Every business is now a technology company in some way, and just like computers made it into the office a few decades ago, now the cloud is becoming a staple for almost every business. Having worked in many, many client environments, the move to the cloud typically always happens the same way. A department or project manager decides to launch their cloud adoption, which leads to an Azure or AWS tenant being created. Some instances are provisioned, network routes setup, and the deployment grows organically from there.
The result of such organic growth tends to be disorganization. Naming conventions are brought in later on, tools are decided on the fly, and even if you use infrastructure-as-code, I've seen many cases where one group is using Terraform, while another is using CloudFormation, and of course there's the break-fix instances where people go into the web console and change things manually. Almost no company older than a couple of years old out there doesn't have a legacy environment or two. The bottom line is that in almost every case, a corporate cloud deployment never meets all the best practices.
The importance of best practices
Organic growth is important, but best practices have been established to ensure that things like security and privacy are taken into account from the onset.
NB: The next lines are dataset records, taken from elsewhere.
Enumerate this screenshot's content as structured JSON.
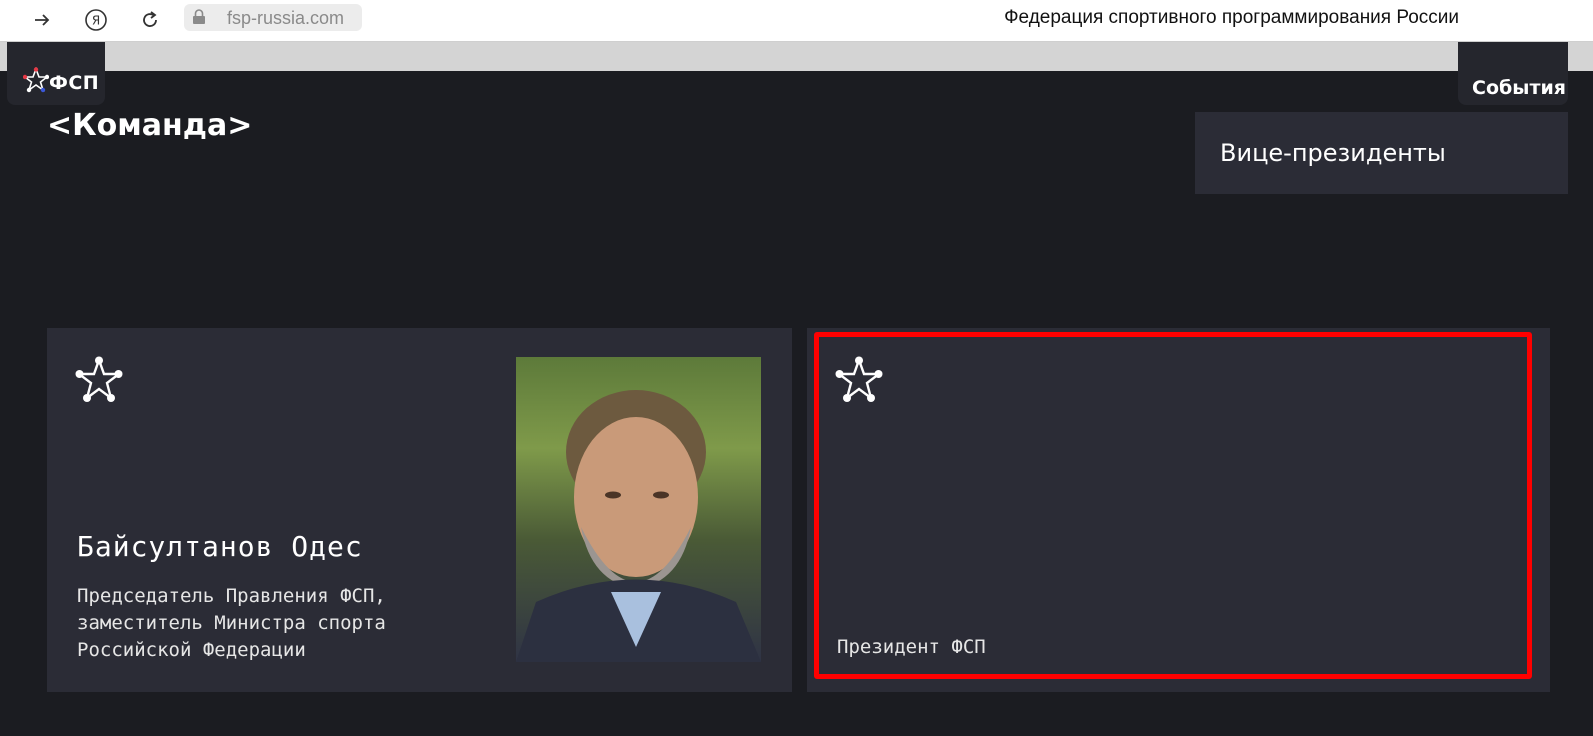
{
  "browser": {
    "url": "fsp-russia.com",
    "page_title": "Федерация спортивного программирования России",
    "icons": [
      "forward-icon",
      "yandex-icon",
      "reload-icon",
      "lock-icon"
    ]
  },
  "header": {
    "logo_text": "ФСП",
    "events_label": "События"
  },
  "section": {
    "title": "<Команда>",
    "vice_presidents_label": "Вице-президенты"
  },
  "cards": [
    {
      "name": "Байсултанов Одес",
      "role": "Председатель Правления ФСП, заместитель Министра спорта Российской Федерации"
    },
    {
      "name": "",
      "role": "Президент ФСП"
    }
  ],
  "colors": {
    "background": "#1b1c21",
    "card": "#2b2c36",
    "highlight": "#ff0000",
    "logo_red": "#e63946",
    "logo_blue": "#3a57d8"
  }
}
Even if the goal is to follow these practices, they too evolve and change over time, and legacy resources are rarely brought up to speed. Tools change too, and whereas serverless computing is all the rage these days, that didn't use to be the case just a few years ago, and some new buzzword will likely become the center of attention soon. This makes it hard to have a large, unified cloud strategy.
This is what a cloud audit process provides. It's crucial to go through all the resources in all the cloud environments, and make sure nothing fell through the cracks. But what kind of things can be found from such an audit?
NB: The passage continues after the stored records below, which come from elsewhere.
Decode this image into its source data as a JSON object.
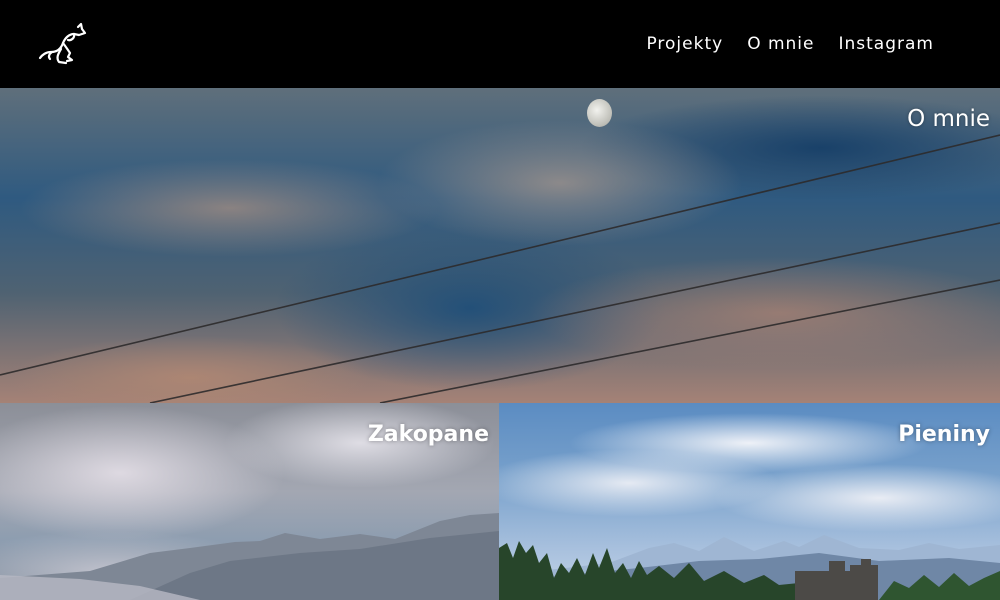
{
  "header": {
    "logo_icon": "kangaroo-icon",
    "nav": [
      {
        "label": "Projekty"
      },
      {
        "label": "O mnie"
      },
      {
        "label": "Instagram"
      }
    ]
  },
  "hero": {
    "title": "O mnie",
    "image": "sky-clouds-moon-wires"
  },
  "gallery": [
    {
      "title": "Zakopane",
      "image": "mountains-clouds"
    },
    {
      "title": "Pieniny",
      "image": "mountains-castle-forest"
    }
  ],
  "colors": {
    "nav_background": "#000000",
    "text": "#ffffff"
  }
}
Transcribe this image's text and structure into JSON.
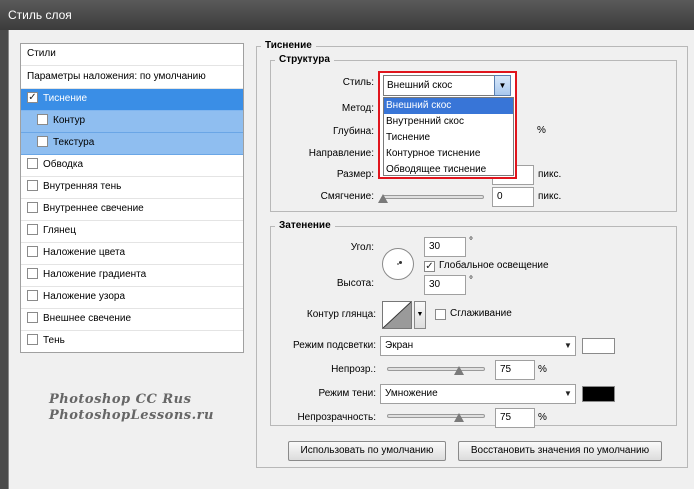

First, there's the obvious: security. Are instances being patched? Are firewall rules locked down properly? Are VPNs being used correctly? Is data being encrypted? These are all questions that need to be answered, and since most businesses don't even have an accurate account of all their cloud resources currently deployed, how can you know if these resources are secure?
But a cloud audit can also help save a lot of money. In almost every environment I've dealt with, there were resources that were still provisioned, but no one was using. Even for resources that are being used, there are often ways to drastically reduce costs, by using reserved instances for example.
A cloud audit can also pin-point less obvious issues. All cloud providers have ways to monitor performance, but those tools are rarely utilized well. It's easy to have bottlenecks, for example an over-taxed instance, without realizing it. Your web app could be much slower than it could be. Logs gathering is another common item missing from many deployments.
A recurring need
Most businesses, especially those that have had a breach in the past, understand the need for regular security audits. But cloud audits should also be a recurring affair. Cloud providers introduce new features all the time, and add new tools that can improve your experience all the time. But your role is running your business, not keeping track of every news item from Amazon or Microsoft. That's why bringing in an outside consultant on a regular basis is worthwhile.
The traditional guideline is that a cloud audit should happen once a year, and possibly more often if you're running a heavy workload in the cloud, such as a SaaS offering. While such an audit will never catch every possible item of value, it does give you a lot of actionable items that can both save you money and ensure a more safe and secure environment for your users.